Semi Permanent 2022 at Carriageworks
When it launched in 2002, Semi Permanent started out as an idea – “an excuse to connect with new and old friends. A way to manifest the excitement I had for creativity internally, externally", according to founder and executive creative director Murray Bell. Since then it has evolved into a brand studio – that’s worked with Heaps Normal, Slack, Google and more – and hosted more than 50 events in 13 cities. Last year, it did a full-building takeover of Paramount House Hotel in Surry Hills, and past events have included international guests such as skater Tony Hawk and street artist Mr Brainwash, and locals Reg Mombassa and Del Kathryn Barton.
This year, to celebrate the creativity and design festival’s 20th anniversary, it’s launching its largest program ever, with workshops, panel discussions, performances and installations. More than 25 speakers have been announced today, with more to be confirmed between now and when the festival kicks off on May 25. And with borders set to reopen, talent is once more coming from around the world.
There’s Mona Chalabi, a British visual-data journalist, who has more than 400,000 followers on Instagram – where she maps everything from how many times actors have appeared in Wes Anderson films to the price of potential Covid-19 treatments onto colourful, cartoon-like graphs – and wants to change how we read and understand data.
Other guests include Perth-based musician and artist Ta-ku, famed furniture and textile designer Jonathan Saunders, typographic designers Jazlyn Fung and Tony Wong, and even the Betoota Advocate team.
Balarinji is an Indigenous-owned design agency working with brands to showcase Indigenous culture and arts in corporate environments and the public realm in a respectful, collaborative way; Sam Elsom is a fashion designer and founder of Sea Forest, which grows seaweed in Tasmania to help solve the climate crisis; female-led production house Dollhouse Pictures fosters female storytelling in a traditionally male industry; and Aussie-born Richard Christiansen applies his two decades of experience at the top of the American advertising industry to his lifestyle project, Flamingo Estate.
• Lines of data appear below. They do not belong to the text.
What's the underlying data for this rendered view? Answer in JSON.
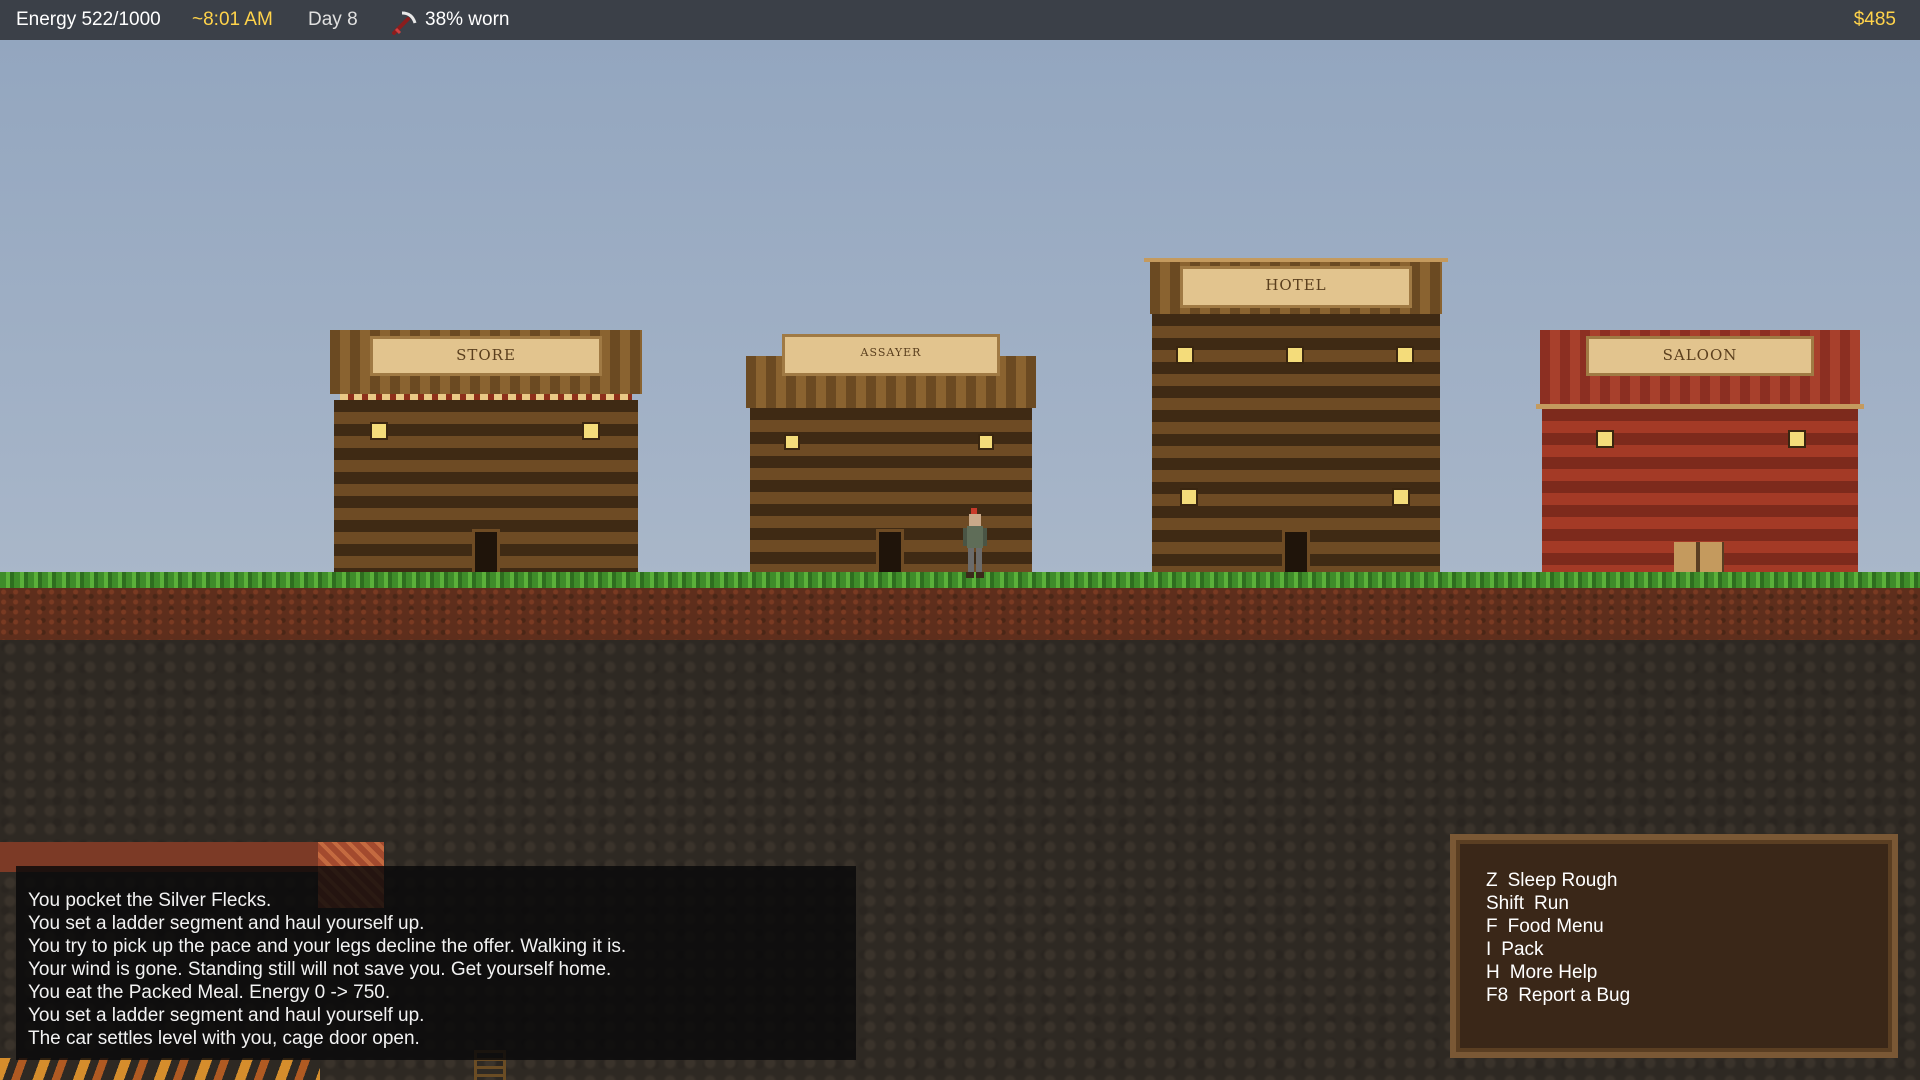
{
  "hud": {
    "energy": "Energy 522/1000",
    "time": "~8:01 AM",
    "day": "Day 8",
    "pickaxe_icon": "pickaxe-icon",
    "wear": "38% worn",
    "money": "$485"
  },
  "buildings": {
    "store": "STORE",
    "assayer": "ASSAYER",
    "hotel": "HOTEL",
    "saloon": "SALOON"
  },
  "log": [
    "You pocket the Silver Flecks.",
    "You set a ladder segment and haul yourself up.",
    "You try to pick up the pace and your legs decline the offer. Walking it is.",
    "Your wind is gone. Standing still will not save you. Get yourself home.",
    "You eat the Packed Meal. Energy 0 -> 750.",
    "You set a ladder segment and haul yourself up.",
    "The car settles level with you, cage door open."
  ],
  "controls": [
    {
      "key": "Z",
      "action": "Sleep Rough"
    },
    {
      "key": "Shift",
      "action": "Run"
    },
    {
      "key": "F",
      "action": "Food Menu"
    },
    {
      "key": "I",
      "action": "Pack"
    },
    {
      "key": "H",
      "action": "More Help"
    },
    {
      "key": "F8",
      "action": "Report a Bug"
    }
  ]
}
This year’s theme is “perspectives”, which Bell says was partly inspired by the introspection and nostalgia triggered by reaching two decades of Semi Permanent, and partly by how the pandemic has led so many of us to interrogate our lives. It also means a greater diversity of talent, creative forms and thinking – in other words, a broader array of perspectives within the festival itself.
A new component of the festival is also launching this year: the Permanent Art Book Fair, which will gather more than 30 of the region’s top publishers, artists and designers to showcase their wares – from zines and posters through to large-scale monographs and artist series.
Half-day, full day and multi-day tickets are available now.